§ **YOUR ASSIGNMENT**:
Check each line of the material. Copy those containing "name".

§ **PROVIDED RECORDS**:
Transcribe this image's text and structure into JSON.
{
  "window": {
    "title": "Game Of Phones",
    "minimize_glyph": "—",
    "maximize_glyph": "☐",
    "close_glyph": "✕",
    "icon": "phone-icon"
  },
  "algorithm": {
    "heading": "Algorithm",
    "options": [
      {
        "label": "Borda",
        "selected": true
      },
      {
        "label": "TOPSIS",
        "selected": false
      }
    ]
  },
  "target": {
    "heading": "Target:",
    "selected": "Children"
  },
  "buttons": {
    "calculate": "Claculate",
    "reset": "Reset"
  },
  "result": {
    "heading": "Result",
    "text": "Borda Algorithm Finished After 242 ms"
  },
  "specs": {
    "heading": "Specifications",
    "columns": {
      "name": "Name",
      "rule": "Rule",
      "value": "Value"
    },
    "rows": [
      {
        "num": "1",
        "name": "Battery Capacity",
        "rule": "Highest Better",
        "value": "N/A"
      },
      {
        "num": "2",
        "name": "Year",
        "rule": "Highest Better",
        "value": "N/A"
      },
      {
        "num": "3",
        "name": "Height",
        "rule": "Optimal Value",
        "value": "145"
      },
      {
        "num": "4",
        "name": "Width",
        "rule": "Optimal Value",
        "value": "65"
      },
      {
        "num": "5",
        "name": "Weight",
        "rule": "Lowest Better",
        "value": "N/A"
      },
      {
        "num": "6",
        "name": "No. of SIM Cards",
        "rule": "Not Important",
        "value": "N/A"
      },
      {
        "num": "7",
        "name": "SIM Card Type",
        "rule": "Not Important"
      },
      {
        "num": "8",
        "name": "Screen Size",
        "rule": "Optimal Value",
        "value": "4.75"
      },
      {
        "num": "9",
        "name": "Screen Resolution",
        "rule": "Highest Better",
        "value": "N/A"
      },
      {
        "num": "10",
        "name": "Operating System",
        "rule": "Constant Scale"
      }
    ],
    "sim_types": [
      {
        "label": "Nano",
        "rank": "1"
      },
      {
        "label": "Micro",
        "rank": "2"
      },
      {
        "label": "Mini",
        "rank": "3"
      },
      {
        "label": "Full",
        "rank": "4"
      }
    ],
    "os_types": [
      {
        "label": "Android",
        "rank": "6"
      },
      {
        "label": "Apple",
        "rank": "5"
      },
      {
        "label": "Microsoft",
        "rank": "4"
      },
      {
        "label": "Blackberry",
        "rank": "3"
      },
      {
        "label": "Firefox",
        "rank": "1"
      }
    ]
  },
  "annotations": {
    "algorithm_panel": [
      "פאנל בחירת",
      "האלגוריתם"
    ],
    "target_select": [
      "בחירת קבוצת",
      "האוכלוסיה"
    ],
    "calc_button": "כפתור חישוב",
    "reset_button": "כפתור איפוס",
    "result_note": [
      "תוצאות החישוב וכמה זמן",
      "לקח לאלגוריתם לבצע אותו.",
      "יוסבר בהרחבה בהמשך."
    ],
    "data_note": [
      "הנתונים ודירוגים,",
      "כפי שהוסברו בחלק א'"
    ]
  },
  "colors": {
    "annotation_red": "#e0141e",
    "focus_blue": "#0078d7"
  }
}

§ **RESULT OF THIS TASK**:
      "name": "Name",
        "name": "Battery Capacity",
        "name": "Year",
        "name": "Height",
        "name": "Width",
        "name": "Weight",
        "name": "No. of SIM Cards",
        "name": "SIM Card Type",
        "name": "Screen Size",
        "name": "Screen Resolution",
        "name": "Operating System",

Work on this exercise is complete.